What is a vCard?
A vCard is an electronic business or personal card and also the name of an industry specification for the kind of communication exchange that is done on business or personal cards. You may have seen a vCard attached to an email note someone has sent you.
Information contained on vCards typically includes personal data about the individual -- e.g., contact information, phone number, email -- plus other relevant data, such as Social Security number or health data, if the sender desires it. Figure 1 depicts a typical vCard.
Why are vCards important?
Because a vCard is a published industry specification, software application developers can create programs that process vCards by letting recipients view them, or users can drag and drop them to an address book or some other application. vCards can include images and audio clips, as well as text.
Background of vCards
A vCard, which is saved in the Variant Call Format file format, was developed by a consortium founded by Apple, AT&T, IBM and Siemens, which turned the specification over to an industry group, the Internet Mail Consortium (IMC), in 1996. The vCard specification makes use of the "person" object defined by the International Telegraph and Telephone Consultative Committee (now the Telecommunication Standardization Sector) X.500 Series Recommendation for Directory Services and can be considered an extension of it. A vCard format contains a name, address information, date and time, and optionally photographs, company logos, sound clips and geopositioning information.
The vCard format is described in detail in Request for Comments 6350. It was developed by the Internet Engineering Task Force, approved by the Internet Engineering Steering Group and released in August 2011.
How are vCards used?
To open a vCard that someone has attached to an email, your email program needs to support vCards, although not all such programs do. However, if you have an online address book that supports vCards, you can move the vCard file to that program for viewing or for addition to that program's database.
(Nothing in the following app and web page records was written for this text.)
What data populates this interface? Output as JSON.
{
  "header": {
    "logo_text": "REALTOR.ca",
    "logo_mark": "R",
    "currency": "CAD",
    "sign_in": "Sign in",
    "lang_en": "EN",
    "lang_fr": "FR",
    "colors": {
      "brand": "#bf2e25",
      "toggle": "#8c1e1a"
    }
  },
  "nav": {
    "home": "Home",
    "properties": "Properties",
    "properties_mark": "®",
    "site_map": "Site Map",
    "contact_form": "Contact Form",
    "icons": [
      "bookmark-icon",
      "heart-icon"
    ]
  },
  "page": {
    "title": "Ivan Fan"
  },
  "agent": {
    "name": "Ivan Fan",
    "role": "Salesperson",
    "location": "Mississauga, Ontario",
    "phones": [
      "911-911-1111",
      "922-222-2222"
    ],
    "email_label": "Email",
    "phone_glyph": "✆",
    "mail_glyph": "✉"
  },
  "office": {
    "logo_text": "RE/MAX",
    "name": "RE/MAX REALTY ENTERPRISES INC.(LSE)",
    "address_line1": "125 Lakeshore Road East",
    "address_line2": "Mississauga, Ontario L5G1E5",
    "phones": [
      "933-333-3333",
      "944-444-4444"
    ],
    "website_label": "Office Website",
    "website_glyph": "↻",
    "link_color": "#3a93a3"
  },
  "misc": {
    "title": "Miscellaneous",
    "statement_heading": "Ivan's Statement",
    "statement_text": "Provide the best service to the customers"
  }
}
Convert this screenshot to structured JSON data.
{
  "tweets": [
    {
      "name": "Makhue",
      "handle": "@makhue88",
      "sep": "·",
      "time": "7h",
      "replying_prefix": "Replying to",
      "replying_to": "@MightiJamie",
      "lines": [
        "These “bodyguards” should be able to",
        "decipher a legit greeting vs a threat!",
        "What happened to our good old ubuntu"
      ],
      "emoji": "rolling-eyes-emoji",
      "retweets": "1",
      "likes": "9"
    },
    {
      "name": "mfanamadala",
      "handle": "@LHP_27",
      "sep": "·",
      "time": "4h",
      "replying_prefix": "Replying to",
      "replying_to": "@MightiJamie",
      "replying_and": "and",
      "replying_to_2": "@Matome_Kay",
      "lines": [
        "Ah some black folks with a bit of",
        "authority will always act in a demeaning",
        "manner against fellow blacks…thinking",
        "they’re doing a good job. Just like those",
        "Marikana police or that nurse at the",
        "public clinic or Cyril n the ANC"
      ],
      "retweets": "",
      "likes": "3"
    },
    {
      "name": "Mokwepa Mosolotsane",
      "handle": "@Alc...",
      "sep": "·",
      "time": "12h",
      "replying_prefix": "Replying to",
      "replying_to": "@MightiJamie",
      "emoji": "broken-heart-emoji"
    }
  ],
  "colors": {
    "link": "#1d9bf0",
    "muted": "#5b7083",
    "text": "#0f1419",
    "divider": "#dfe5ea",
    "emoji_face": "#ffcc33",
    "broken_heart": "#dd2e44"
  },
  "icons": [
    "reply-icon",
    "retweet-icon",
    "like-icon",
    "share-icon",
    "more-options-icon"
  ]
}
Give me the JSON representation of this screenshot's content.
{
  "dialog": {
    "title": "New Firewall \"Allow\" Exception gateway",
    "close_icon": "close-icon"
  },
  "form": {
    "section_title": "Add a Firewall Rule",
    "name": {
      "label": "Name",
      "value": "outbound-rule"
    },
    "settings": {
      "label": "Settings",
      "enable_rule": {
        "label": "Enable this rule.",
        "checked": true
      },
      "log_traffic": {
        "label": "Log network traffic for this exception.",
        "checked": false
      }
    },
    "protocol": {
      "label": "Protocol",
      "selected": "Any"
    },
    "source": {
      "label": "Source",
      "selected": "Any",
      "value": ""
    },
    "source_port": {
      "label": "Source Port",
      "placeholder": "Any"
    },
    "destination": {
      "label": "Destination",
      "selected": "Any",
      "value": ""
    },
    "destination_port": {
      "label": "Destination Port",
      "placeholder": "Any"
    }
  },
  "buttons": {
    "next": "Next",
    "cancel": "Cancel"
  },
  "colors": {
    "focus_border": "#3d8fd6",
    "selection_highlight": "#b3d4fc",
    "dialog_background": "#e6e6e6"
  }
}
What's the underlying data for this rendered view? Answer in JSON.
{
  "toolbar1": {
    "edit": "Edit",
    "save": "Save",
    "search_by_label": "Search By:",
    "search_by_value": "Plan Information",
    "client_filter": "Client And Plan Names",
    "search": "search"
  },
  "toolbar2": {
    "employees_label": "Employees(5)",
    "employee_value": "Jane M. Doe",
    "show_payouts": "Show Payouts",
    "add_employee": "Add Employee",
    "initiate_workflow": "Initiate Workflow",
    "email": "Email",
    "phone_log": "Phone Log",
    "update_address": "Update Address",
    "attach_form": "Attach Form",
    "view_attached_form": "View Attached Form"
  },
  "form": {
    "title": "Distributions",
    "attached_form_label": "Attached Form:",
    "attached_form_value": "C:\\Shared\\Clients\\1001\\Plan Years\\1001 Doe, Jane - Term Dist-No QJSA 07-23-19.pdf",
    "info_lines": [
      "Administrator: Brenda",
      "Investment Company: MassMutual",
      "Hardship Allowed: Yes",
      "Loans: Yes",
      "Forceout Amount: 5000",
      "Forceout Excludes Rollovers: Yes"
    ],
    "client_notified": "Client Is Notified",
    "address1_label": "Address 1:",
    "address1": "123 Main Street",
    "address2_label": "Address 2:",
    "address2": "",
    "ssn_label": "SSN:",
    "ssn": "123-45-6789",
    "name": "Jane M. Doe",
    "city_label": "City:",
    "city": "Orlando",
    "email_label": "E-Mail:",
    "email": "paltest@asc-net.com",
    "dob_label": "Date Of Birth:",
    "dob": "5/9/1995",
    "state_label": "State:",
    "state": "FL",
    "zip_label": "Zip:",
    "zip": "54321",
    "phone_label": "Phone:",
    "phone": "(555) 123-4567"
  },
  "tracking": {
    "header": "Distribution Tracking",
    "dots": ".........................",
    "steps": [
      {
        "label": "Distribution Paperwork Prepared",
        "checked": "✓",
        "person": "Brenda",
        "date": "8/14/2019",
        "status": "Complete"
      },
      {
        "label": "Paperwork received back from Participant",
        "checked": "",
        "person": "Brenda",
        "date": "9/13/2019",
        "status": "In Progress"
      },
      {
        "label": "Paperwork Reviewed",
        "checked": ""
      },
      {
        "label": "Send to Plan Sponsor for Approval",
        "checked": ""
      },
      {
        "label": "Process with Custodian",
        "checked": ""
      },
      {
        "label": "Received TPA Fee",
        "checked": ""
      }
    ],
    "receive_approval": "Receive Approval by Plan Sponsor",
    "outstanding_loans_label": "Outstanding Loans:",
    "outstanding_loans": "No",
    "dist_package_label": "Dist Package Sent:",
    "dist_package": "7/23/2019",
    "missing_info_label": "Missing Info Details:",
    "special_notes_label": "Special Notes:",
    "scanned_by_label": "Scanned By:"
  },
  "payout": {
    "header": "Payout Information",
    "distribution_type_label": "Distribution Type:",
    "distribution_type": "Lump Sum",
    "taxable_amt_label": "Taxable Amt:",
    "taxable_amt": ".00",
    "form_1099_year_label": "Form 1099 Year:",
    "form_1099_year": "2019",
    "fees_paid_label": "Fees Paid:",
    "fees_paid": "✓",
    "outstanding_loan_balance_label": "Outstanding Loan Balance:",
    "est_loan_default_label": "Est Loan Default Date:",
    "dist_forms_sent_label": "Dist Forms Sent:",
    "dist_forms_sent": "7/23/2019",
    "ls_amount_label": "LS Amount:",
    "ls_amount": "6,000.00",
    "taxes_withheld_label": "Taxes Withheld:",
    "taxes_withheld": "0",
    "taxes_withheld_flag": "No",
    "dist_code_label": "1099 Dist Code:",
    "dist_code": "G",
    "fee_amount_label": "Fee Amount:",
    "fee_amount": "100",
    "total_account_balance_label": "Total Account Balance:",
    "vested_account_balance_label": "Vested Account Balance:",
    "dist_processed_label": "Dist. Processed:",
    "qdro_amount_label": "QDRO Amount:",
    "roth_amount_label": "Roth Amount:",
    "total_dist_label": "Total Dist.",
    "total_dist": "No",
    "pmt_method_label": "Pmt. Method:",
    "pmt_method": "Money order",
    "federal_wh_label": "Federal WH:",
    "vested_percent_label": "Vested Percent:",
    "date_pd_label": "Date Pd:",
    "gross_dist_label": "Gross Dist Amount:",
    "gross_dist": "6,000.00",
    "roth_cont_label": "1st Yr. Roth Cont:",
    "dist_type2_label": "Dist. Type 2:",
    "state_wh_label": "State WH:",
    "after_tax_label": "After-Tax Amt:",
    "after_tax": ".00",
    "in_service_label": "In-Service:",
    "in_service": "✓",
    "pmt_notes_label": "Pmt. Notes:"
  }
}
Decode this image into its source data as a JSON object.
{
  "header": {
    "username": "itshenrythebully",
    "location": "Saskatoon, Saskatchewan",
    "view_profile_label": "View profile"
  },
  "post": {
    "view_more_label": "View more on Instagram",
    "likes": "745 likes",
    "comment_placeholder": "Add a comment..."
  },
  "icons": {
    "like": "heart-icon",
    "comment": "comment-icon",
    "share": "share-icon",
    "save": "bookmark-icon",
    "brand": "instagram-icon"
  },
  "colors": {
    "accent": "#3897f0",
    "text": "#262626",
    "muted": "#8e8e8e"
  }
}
If you can't open a vCard you've received, remember that its information may be repeated elsewhere in the email. It's basically just a business card.
A familiar variant of vCards is the quick response (QR) code format, composed of a square image with a pattern of black squares on a white background. Each pattern is different, and when scanned by a smartphone, the QR code displays vCard information, as well as many different types of data, such as access codes for secure systems. Figure 2 depicts a QR code vCard image.